  • Malting barley premiums

UK maltsters remain largely absent from the market and appear to be well covered in the pre Christmas position. With a large exportable surplus and good quality, malting barley premiums remain under pressure.

  • Frontier contracts
Looking forward to next season, Frontier is offering a range of contracts to help growers manage the risk of winter and spring malting barley crops; these include pools, minimum premium contracts and futures related distilling schemes. For more information, please contact your local farm trader.


  • Australian crop in trouble

Crush margins continue to be good in Northwest Europe, with no signs of price rationing in markets prior to the end of 2019. Domestic prices remain capped by the price of imports following the sharply lower EU production numbers coming out of the recent harvest.

EU imports are set to be at record levels for 2019/20 at around 5.5 million tonnes, with Ukraine expected to be the largest supplier and Australia, with deteriorating crop prospects, likely to see a reducing share for the third year running.

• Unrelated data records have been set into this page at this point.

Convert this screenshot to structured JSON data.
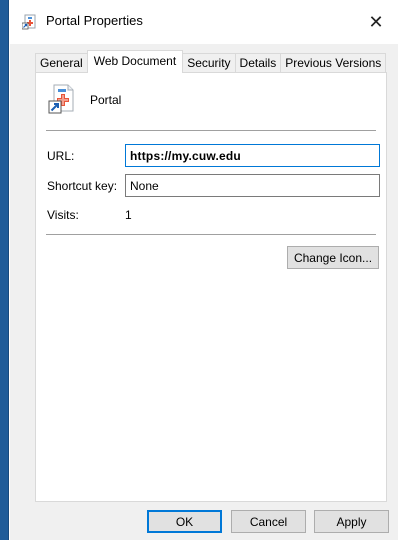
{
  "window": {
    "title": "Portal Properties",
    "close_label": "✕",
    "icon": "internet-shortcut-icon"
  },
  "tabs": [
    {
      "label": "General",
      "active": false
    },
    {
      "label": "Web Document",
      "active": true
    },
    {
      "label": "Security",
      "active": false
    },
    {
      "label": "Details",
      "active": false
    },
    {
      "label": "Previous Versions",
      "active": false
    }
  ],
  "document": {
    "name": "Portal",
    "icon": "web-document-icon"
  },
  "fields": {
    "url_label": "URL:",
    "url_value": "https://my.cuw.edu",
    "shortcut_label": "Shortcut key:",
    "shortcut_value": "None",
    "visits_label": "Visits:",
    "visits_value": "1"
  },
  "buttons": {
    "change_icon": "Change Icon...",
    "ok": "OK",
    "cancel": "Cancel",
    "apply": "Apply"
  },
  "colors": {
    "accent": "#0078d7",
    "desktop_strip": "#1f5c99",
    "dialog_bg": "#f0f0f0"
  }
}
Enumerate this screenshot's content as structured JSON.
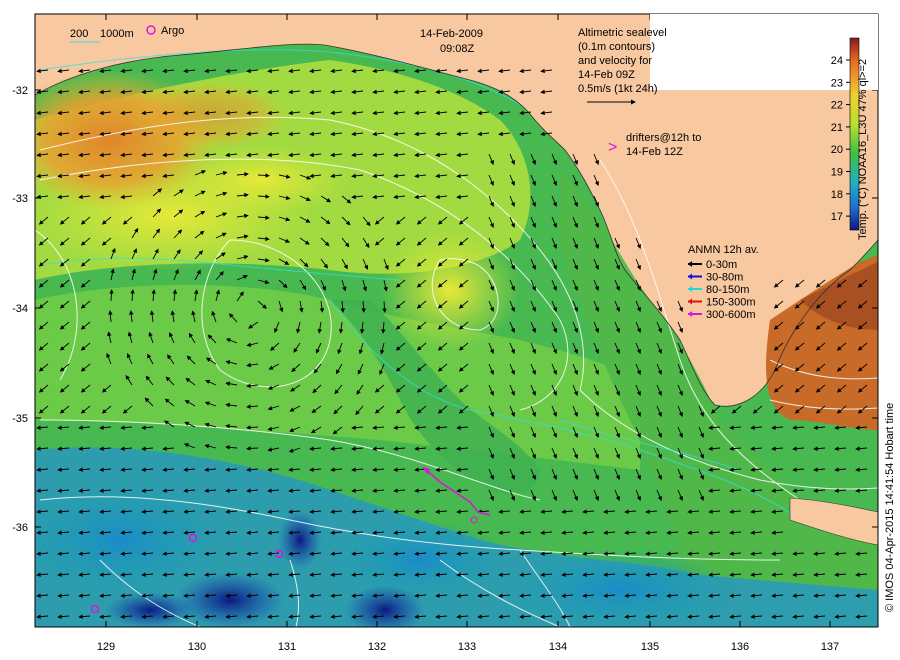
{
  "header": {
    "date": "14-Feb-2009",
    "time": "09:08Z"
  },
  "scale_bar": {
    "label_a": "200",
    "label_b": "1000m",
    "argo_label": "Argo"
  },
  "altimetry_note": {
    "lines": [
      "Altimetric sealevel",
      "(0.1m contours)",
      "and velocity for",
      "14-Feb 09Z",
      "0.5m/s (1kt 24h)"
    ]
  },
  "drifters_note": {
    "lines": [
      "drifters@12h to",
      "14-Feb 12Z"
    ]
  },
  "anmn_legend": {
    "title": "ANMN 12h av.",
    "items": [
      {
        "label": "0-30m",
        "color": "#000000"
      },
      {
        "label": "30-80m",
        "color": "#1010e0"
      },
      {
        "label": "80-150m",
        "color": "#20d8d8"
      },
      {
        "label": "150-300m",
        "color": "#e01010"
      },
      {
        "label": "300-600m",
        "color": "#e010e0"
      }
    ]
  },
  "colorbar": {
    "label": "Temp. (°C) NOAA16_L3U 47% ql>=2",
    "ticks": [
      "24",
      "23",
      "22",
      "21",
      "20",
      "19",
      "18",
      "17"
    ]
  },
  "copyright": "© IMOS 04-Apr-2015 14:41:54 Hobart time",
  "axes": {
    "x_ticks": [
      "129",
      "130",
      "131",
      "132",
      "133",
      "134",
      "135",
      "136",
      "137"
    ],
    "y_ticks": [
      "-32",
      "-33",
      "-34",
      "-35",
      "-36"
    ]
  },
  "colors": {
    "land": "#f8c8a0",
    "warm": "#e08a28",
    "mid": "#8ed848",
    "cool": "#1f9aa8",
    "cold": "#162e9a",
    "argo": "#e010e0"
  },
  "icons": [
    "argo-float-icon",
    "velocity-arrow-icon",
    "drifter-marker-icon"
  ]
}
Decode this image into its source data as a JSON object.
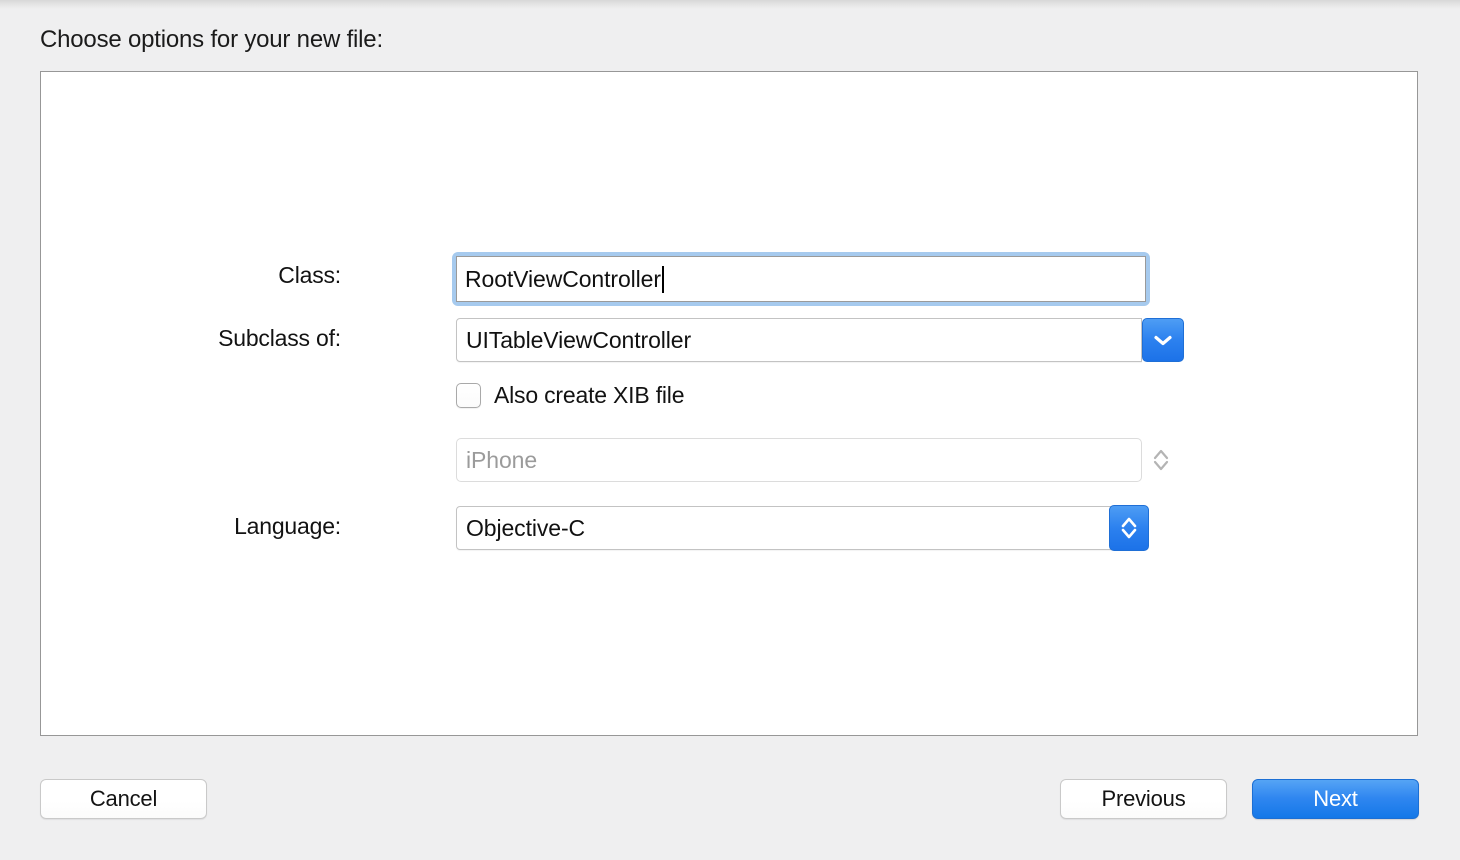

Its 2018 harvest was at a nine-year low at 2.18 million tonnes and Oil World is forecasting only a marginal improvement for this harvest at 2.25 million tonnes. Some observers are already talking of a crop closer to 2.0 million tonnes. Buying interest from China, given the ongoing trade dispute with the US, is expected to limit EU imports of Australian canola to only 1.1 million tonnes. This would be a five-year low.

  • Buoyant US soybean exports to China
In the global oilseeds market the key talking point in the past few weeks has been the increased export numbers for US soybeans to China. Recent sales have lifted the cumulative to date volume to 3.61 million tonnes compared to only 1.27 million tonnes at the same point last year. However, the equivalent figure for two years ago was 10.67 million tonnes, which partly demonstrates the impact of the ongoing trade dispute but also the reduction in China's demand as a result of a lower pig population.


  • Feed markets

Feed bean markets have remained largely unchanged this week although, as the nearby vessels get covered, there is less spot demand with limited new buying interest. With prices lower inland, away from the ports there is some new interest from feed compounders. However, the volumes are very small and unlikely to make any significant impact on improving values.

Overall, we need to see some significant export sales made forward for the new year but prices will need to fall in order for beans to become more competitive in compound feed rations – both home and abroad.


  • Nitrogen

Despite the threat of higher prices due to increased ammonia levels as a result of tight supply, as well as higher natural gas prices in the UK, there has been little activity with ammonium nitrate and urea markets this week.

Yara have posted a new November price at £5/t over their current October terms. It's very likely that CF Fertilisers will make the same move soon.

For October, logistics are very tight so we recommend that you discuss requirements with your Frontier contact very soon.

  • PK

MOP/TSP and PKs are seasonally busy, with activity across the country. Blenders are keen to get product out before the Brexit deadline, avoiding the risk of potential import tariffs on replacement TSP and PKs stocks in November should we see a 'no deal'. With that in mind, taking product in October to manage risk is advisable. 

View markets, set price alerts, manage contracts and take advantage of extended trading hours with
MyCropMarketing, Frontier's online grain marketing platform. 

Subscribe to our blog

As a subscriber, you’ll receive email alerts each time a new blog is published so you can always stay updated with the latest advice and insights from our experts

Frontrunner - 11th October 2019
What is MyFarm?

Related Posts



No comments made yet. Be the first to submit a comment
Already Registered? Login Here
Thursday, 23 May 2024

Captcha Image

We use cookies to improve our website and your experience when using it. Cookies used for the essential operation of the site have already been set. To find out more about the cookies we use and how to delete them, see our Cookie Policy.